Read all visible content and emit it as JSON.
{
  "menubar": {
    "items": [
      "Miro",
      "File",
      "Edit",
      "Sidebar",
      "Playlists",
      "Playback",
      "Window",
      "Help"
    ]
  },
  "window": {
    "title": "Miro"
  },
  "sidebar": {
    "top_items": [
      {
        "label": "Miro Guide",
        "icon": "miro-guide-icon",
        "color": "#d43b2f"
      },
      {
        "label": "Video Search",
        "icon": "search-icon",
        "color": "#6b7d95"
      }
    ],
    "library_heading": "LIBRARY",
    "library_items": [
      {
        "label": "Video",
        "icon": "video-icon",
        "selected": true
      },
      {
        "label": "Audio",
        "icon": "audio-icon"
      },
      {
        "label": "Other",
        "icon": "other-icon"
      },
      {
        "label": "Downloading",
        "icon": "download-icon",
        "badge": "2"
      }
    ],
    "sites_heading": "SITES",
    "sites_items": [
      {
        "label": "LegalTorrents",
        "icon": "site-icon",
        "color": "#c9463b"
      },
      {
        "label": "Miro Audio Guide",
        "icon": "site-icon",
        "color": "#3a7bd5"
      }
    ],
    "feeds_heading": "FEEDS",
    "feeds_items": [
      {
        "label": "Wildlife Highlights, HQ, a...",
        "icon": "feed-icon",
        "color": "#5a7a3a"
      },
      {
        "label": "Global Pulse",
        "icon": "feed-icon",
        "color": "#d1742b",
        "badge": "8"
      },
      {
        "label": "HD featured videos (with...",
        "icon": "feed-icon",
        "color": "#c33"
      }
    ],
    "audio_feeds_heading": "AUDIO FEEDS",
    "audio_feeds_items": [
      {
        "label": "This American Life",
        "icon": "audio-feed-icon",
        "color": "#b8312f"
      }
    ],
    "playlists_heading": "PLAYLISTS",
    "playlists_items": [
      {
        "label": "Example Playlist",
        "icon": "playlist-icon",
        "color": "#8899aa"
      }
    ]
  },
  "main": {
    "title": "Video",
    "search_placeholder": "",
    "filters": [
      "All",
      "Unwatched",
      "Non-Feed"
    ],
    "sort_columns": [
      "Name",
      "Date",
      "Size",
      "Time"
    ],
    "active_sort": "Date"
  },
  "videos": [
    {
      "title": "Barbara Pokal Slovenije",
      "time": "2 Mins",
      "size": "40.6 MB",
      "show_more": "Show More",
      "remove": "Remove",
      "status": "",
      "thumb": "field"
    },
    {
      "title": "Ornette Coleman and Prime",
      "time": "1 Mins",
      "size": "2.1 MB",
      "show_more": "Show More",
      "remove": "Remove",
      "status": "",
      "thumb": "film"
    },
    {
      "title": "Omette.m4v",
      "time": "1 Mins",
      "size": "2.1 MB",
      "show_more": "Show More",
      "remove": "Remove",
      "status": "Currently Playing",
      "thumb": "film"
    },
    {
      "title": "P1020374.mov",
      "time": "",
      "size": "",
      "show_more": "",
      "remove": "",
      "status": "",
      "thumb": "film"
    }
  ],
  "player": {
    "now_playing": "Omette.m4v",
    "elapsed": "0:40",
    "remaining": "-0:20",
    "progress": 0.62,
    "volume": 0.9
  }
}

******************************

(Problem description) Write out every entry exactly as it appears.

(Response)
Read all visible content and emit it as JSON.
{
  "menubar": {
    "items": [
      "Miro",
      "File",
      "Edit",
      "Sidebar",
      "Playlists",
      "Playback",
      "Window",
      "Help"
    ]
  },
  "window": {
    "title": "Miro"
  },
  "sidebar": {
    "top_items": [
      {
        "label": "Miro Guide",
        "icon": "miro-guide-icon",
        "color": "#d43b2f"
      },
      {
        "label": "Video Search",
        "icon": "search-icon",
        "color": "#6b7d95"
      }
    ],
    "library_heading": "LIBRARY",
    "library_items": [
      {
        "label": "Video",
        "icon": "video-icon",
        "selected": true
      },
      {
        "label": "Audio",
        "icon": "audio-icon"
      },
      {
        "label": "Other",
        "icon": "other-icon"
      },
      {
        "label": "Downloading",
        "icon": "download-icon",
        "badge": "2"
      }
    ],
    "sites_heading": "SITES",
    "sites_items": [
      {
        "label": "LegalTorrents",
        "icon": "site-icon",
        "color": "#c9463b"
      },
      {
        "label": "Miro Audio Guide",
        "icon": "site-icon",
        "color": "#3a7bd5"
      }
    ],
    "feeds_heading": "FEEDS",
    "feeds_items": [
      {
        "label": "Wildlife Highlights, HQ, a...",
        "icon": "feed-icon",
        "color": "#5a7a3a"
      },
      {
        "label": "Global Pulse",
        "icon": "feed-icon",
        "color": "#d1742b",
        "badge": "8"
      },
      {
        "label": "HD featured videos (with...",
        "icon": "feed-icon",
        "color": "#c33"
      }
    ],
    "audio_feeds_heading": "AUDIO FEEDS",
    "audio_feeds_items": [
      {
        "label": "This American Life",
        "icon": "audio-feed-icon",
        "color": "#b8312f"
      }
    ],
    "playlists_heading": "PLAYLISTS",
    "playlists_items": [
      {
        "label": "Example Playlist",
        "icon": "playlist-icon",
        "color": "#8899aa"
      }
    ]
  },
  "main": {
    "title": "Video",
    "search_placeholder": "",
    "filters": [
      "All",
      "Unwatched",
      "Non-Feed"
    ],
    "sort_columns": [
      "Name",
      "Date",
      "Size",
      "Time"
    ],
    "active_sort": "Date"
  },
  "videos": [
    {
      "title": "Barbara Pokal Slovenije",
      "time": "2 Mins",
      "size": "40.6 MB",
      "show_more": "Show More",
      "remove": "Remove",
      "status": "",
      "thumb": "field"
    },
    {
      "title": "Ornette Coleman and Prime",
      "time": "1 Mins",
      "size": "2.1 MB",
      "show_more": "Show More",
      "remove": "Remove",
      "status": "",
      "thumb": "film"
    },
    {
      "title": "Omette.m4v",
      "time": "1 Mins",
      "size": "2.1 MB",
      "show_more": "Show More",
      "remove": "Remove",
      "status": "Currently Playing",
      "thumb": "film"
    },
    {
      "title": "P1020374.mov",
      "time": "",
      "size": "",
      "show_more": "",
      "remove": "",
      "status": "",
      "thumb": "film"
    }
  ],
  "player": {
    "now_playing": "Omette.m4v",
    "elapsed": "0:40",
    "remaining": "-0:20",
    "progress": 0.62,
    "volume": 0.9
  }
}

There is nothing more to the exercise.